● **Exercise details**:
Check each line of the entries below for the string "pavo"; copy every line where it appears.

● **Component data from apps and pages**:
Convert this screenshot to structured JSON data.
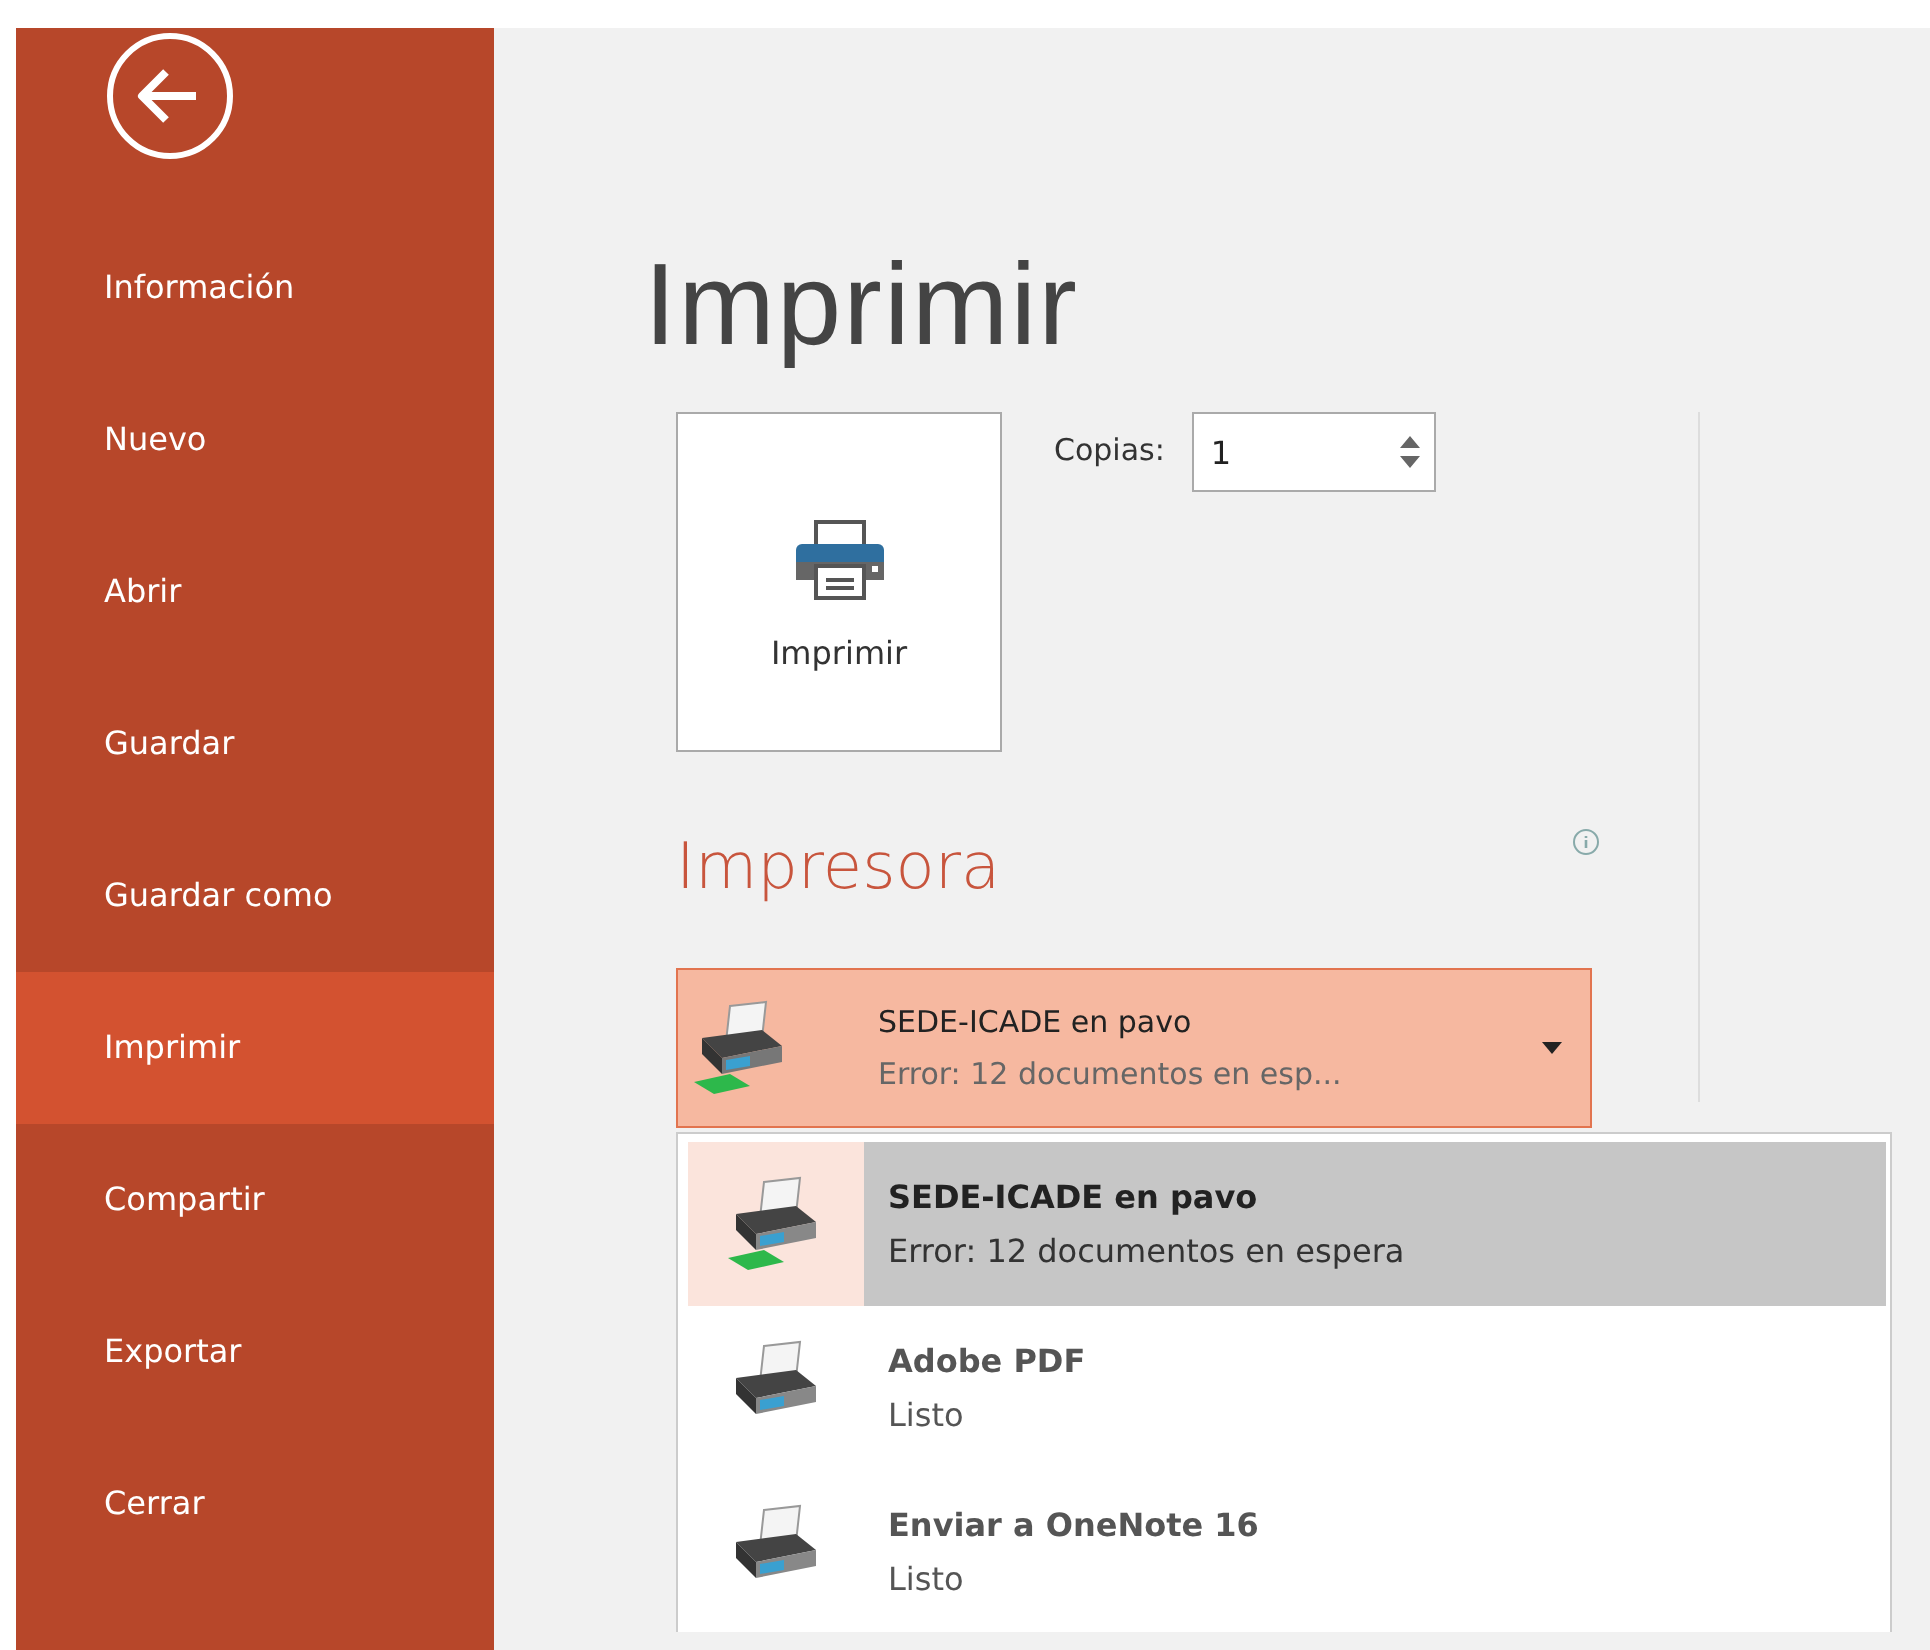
{
  "sidebar": {
    "items": [
      {
        "label": "Información",
        "selected": false
      },
      {
        "label": "Nuevo",
        "selected": false
      },
      {
        "label": "Abrir",
        "selected": false
      },
      {
        "label": "Guardar",
        "selected": false
      },
      {
        "label": "Guardar como",
        "selected": false
      },
      {
        "label": "Imprimir",
        "selected": true
      },
      {
        "label": "Compartir",
        "selected": false
      },
      {
        "label": "Exportar",
        "selected": false
      },
      {
        "label": "Cerrar",
        "selected": false
      }
    ]
  },
  "title": "Imprimir",
  "print_button": {
    "label": "Imprimir"
  },
  "copies": {
    "label": "Copias:",
    "value": "1"
  },
  "printer_section": {
    "title": "Impresora",
    "current": {
      "name": "SEDE-ICADE en pavo",
      "status": "Error: 12 documentos en esp...",
      "network": true
    },
    "options": [
      {
        "name": "SEDE-ICADE en pavo",
        "status": "Error: 12 documentos en espera",
        "network": true,
        "selected": true
      },
      {
        "name": "Adobe PDF",
        "status": "Listo",
        "network": false,
        "selected": false
      },
      {
        "name": "Enviar a OneNote 16",
        "status": "Listo",
        "network": false,
        "selected": false
      }
    ]
  }
}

● **Result of this task**:
      "name": "SEDE-ICADE en pavo",
        "name": "SEDE-ICADE en pavo",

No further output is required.